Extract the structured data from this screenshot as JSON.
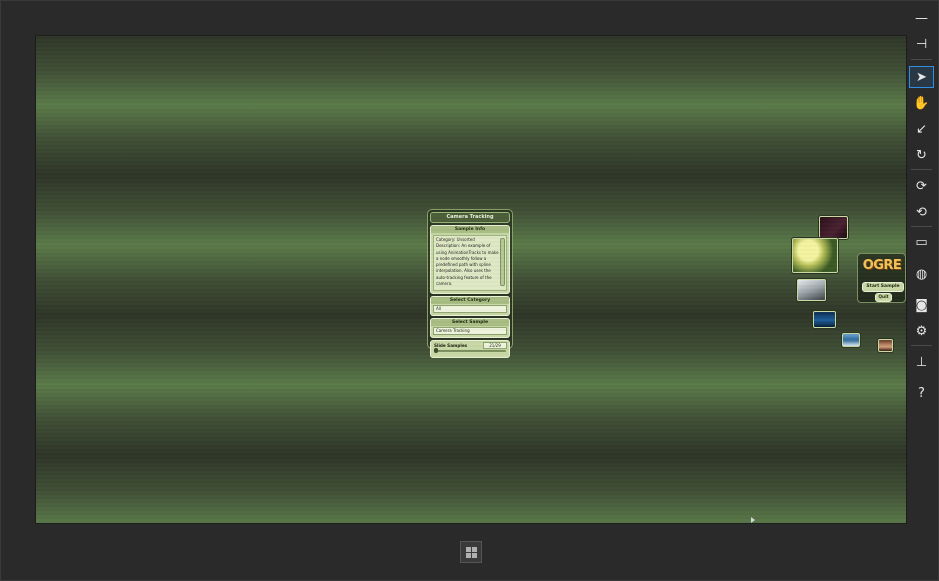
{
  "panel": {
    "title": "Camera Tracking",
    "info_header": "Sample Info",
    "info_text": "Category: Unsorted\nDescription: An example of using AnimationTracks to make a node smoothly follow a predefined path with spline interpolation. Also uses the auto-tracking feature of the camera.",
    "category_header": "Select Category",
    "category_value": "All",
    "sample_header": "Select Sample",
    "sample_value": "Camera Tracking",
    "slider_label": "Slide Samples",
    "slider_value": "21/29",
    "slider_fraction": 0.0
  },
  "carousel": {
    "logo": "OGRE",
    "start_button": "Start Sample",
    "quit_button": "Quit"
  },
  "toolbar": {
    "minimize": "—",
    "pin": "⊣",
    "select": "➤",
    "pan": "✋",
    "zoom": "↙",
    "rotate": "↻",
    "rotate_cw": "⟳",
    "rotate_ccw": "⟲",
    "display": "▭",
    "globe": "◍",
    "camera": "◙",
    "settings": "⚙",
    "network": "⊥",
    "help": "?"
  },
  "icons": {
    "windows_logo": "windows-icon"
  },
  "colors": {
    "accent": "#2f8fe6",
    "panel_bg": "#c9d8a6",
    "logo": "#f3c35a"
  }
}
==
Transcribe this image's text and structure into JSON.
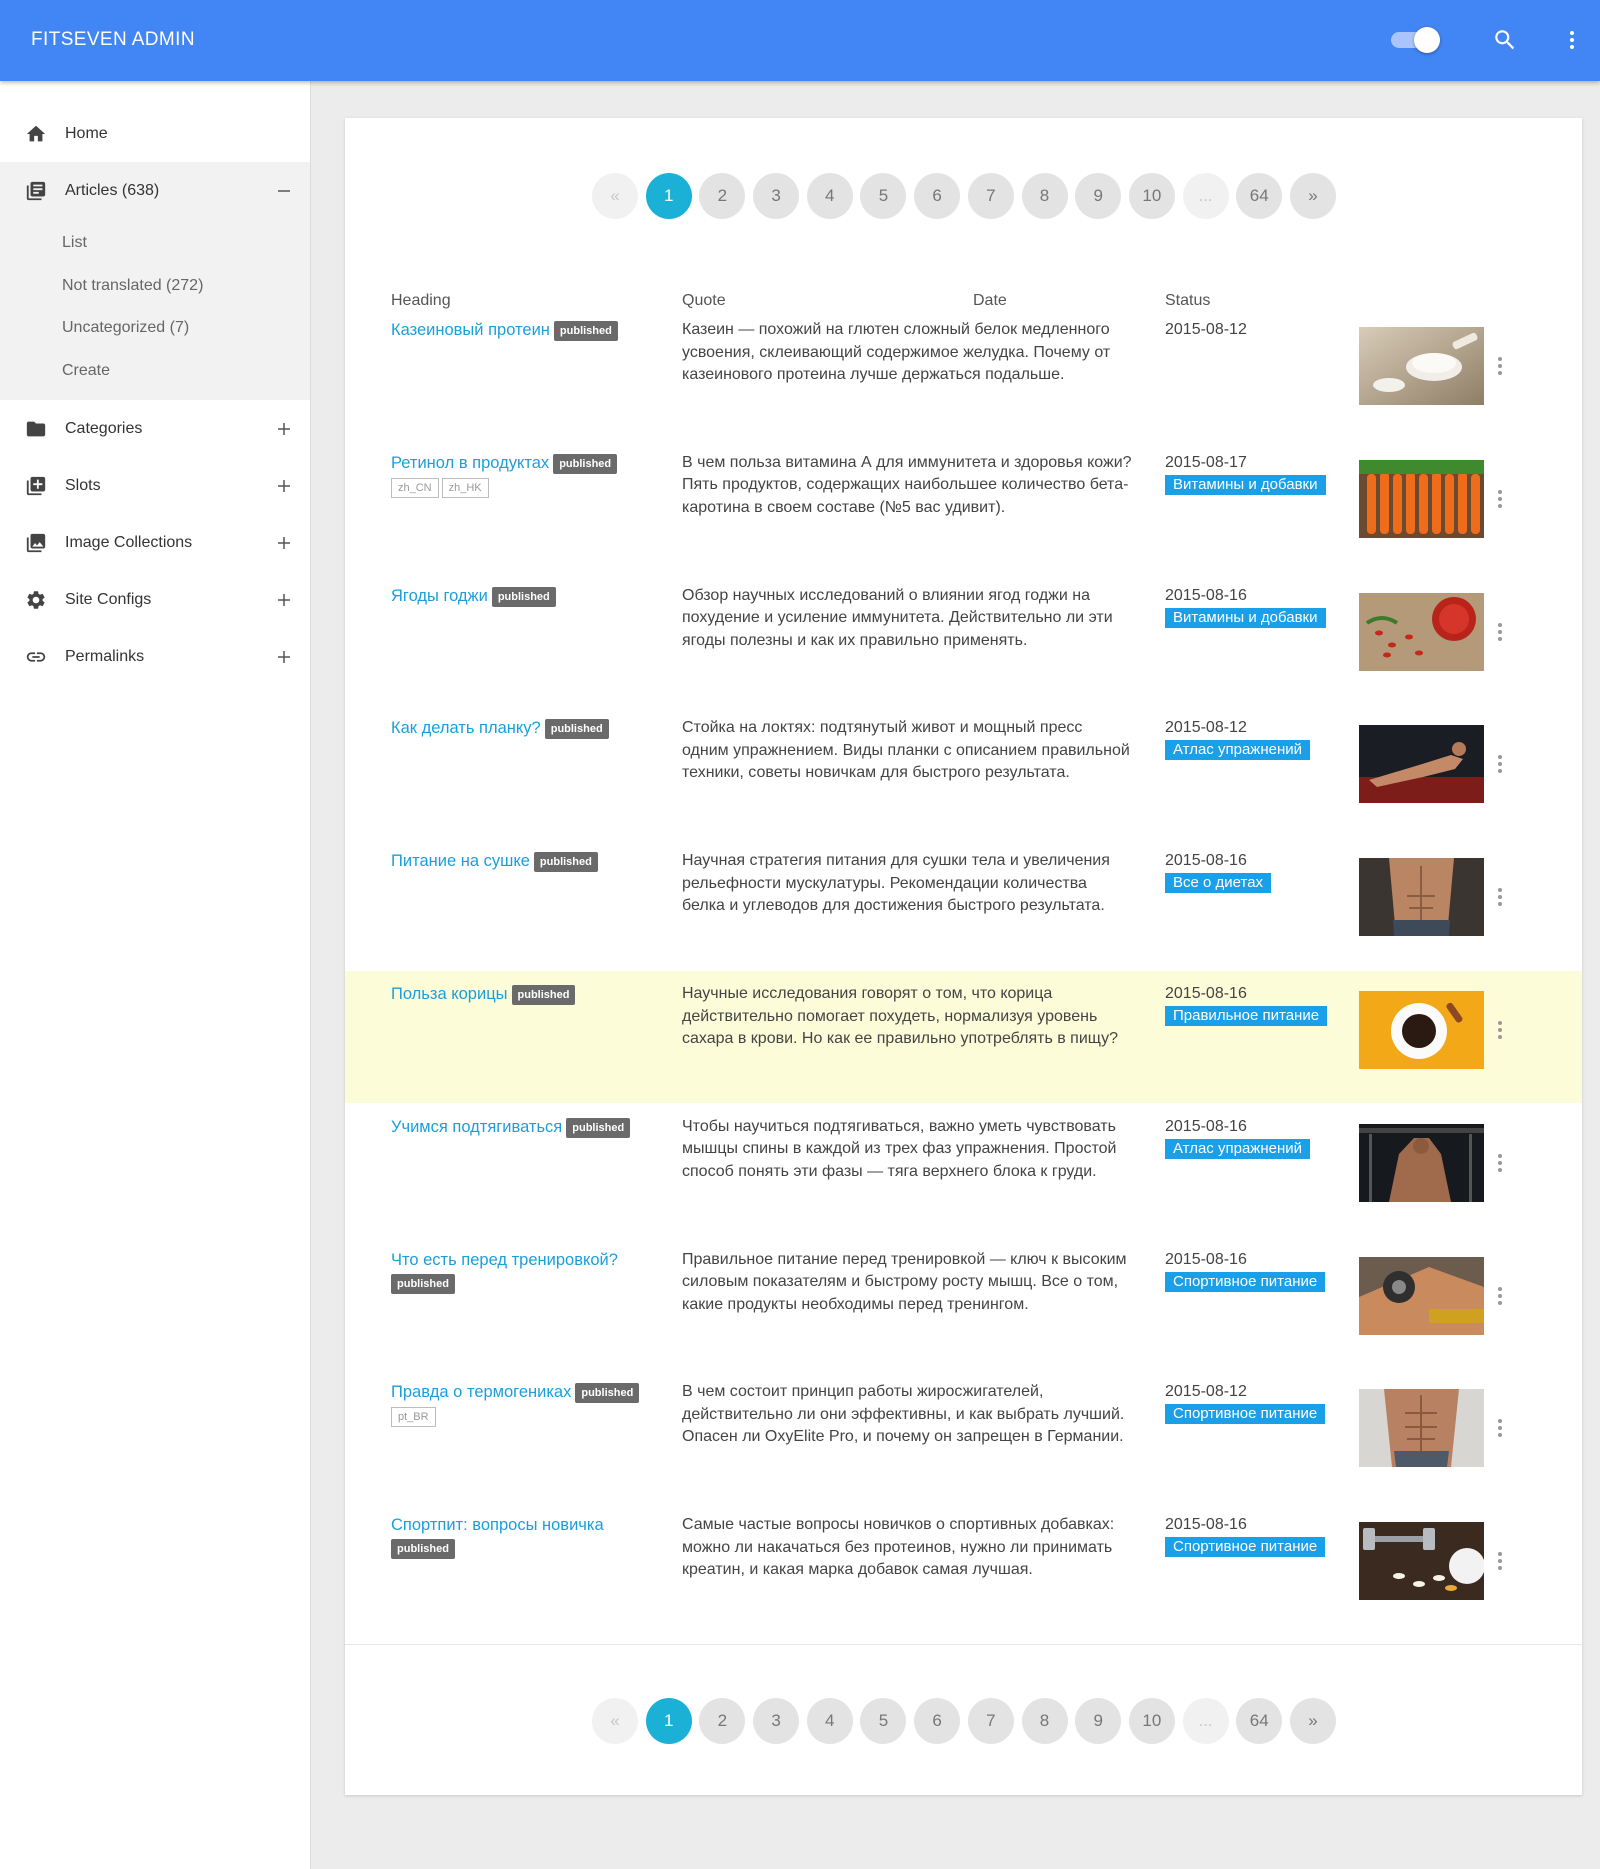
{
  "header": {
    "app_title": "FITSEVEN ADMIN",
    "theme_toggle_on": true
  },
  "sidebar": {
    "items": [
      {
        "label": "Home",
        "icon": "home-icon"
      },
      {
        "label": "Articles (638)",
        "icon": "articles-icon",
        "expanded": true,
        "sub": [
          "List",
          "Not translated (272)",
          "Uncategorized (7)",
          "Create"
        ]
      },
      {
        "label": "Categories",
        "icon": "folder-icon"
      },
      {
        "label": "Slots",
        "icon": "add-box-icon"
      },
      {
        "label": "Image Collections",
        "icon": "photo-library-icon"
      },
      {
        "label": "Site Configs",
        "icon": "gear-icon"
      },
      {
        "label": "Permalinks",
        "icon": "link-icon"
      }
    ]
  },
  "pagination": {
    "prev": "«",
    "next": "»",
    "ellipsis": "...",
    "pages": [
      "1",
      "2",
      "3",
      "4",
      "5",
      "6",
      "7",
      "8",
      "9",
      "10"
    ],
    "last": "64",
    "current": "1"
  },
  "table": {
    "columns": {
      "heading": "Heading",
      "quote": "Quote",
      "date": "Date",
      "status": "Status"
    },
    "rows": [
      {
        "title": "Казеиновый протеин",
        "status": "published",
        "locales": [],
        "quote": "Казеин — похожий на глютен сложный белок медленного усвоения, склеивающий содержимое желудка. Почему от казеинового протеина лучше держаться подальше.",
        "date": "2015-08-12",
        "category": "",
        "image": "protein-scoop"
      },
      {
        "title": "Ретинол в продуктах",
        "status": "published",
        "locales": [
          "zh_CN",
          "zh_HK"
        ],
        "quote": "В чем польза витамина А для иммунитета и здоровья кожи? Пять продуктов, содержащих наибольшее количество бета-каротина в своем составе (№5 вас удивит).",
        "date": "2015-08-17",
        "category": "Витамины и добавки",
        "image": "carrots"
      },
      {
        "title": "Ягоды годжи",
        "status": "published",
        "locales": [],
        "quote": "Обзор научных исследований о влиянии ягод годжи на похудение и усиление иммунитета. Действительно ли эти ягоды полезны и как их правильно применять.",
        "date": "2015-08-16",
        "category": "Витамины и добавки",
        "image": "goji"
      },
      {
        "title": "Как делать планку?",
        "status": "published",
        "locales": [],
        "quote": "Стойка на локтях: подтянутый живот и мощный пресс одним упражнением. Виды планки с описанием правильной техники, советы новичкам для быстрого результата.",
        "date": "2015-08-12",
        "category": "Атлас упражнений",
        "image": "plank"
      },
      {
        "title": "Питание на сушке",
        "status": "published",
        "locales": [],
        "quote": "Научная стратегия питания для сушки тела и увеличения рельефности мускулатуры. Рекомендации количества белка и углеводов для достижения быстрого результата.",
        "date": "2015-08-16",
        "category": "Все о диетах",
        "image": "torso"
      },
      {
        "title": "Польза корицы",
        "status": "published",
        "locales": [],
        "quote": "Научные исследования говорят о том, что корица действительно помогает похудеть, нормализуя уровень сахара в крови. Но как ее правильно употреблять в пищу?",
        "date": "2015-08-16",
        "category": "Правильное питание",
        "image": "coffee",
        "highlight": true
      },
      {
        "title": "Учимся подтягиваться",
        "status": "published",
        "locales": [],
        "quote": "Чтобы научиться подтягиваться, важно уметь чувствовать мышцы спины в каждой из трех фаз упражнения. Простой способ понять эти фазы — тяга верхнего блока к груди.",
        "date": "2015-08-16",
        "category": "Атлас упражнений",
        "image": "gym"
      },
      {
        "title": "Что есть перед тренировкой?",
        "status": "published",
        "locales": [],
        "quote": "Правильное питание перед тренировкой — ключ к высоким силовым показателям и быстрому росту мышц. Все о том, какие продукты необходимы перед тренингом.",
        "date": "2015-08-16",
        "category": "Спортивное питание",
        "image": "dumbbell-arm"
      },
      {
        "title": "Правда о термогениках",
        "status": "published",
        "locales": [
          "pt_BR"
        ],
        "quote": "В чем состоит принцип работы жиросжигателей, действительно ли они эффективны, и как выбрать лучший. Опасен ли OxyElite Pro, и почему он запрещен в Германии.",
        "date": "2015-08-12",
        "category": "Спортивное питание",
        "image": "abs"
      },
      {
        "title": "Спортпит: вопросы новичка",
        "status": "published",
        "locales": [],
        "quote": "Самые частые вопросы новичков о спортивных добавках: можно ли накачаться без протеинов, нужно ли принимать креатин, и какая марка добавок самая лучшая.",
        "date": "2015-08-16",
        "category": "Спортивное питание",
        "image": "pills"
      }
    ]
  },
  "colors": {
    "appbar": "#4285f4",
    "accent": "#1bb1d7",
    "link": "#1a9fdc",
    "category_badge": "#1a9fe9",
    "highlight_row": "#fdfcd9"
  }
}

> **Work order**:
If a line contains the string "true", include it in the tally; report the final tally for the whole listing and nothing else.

> **Response**:
3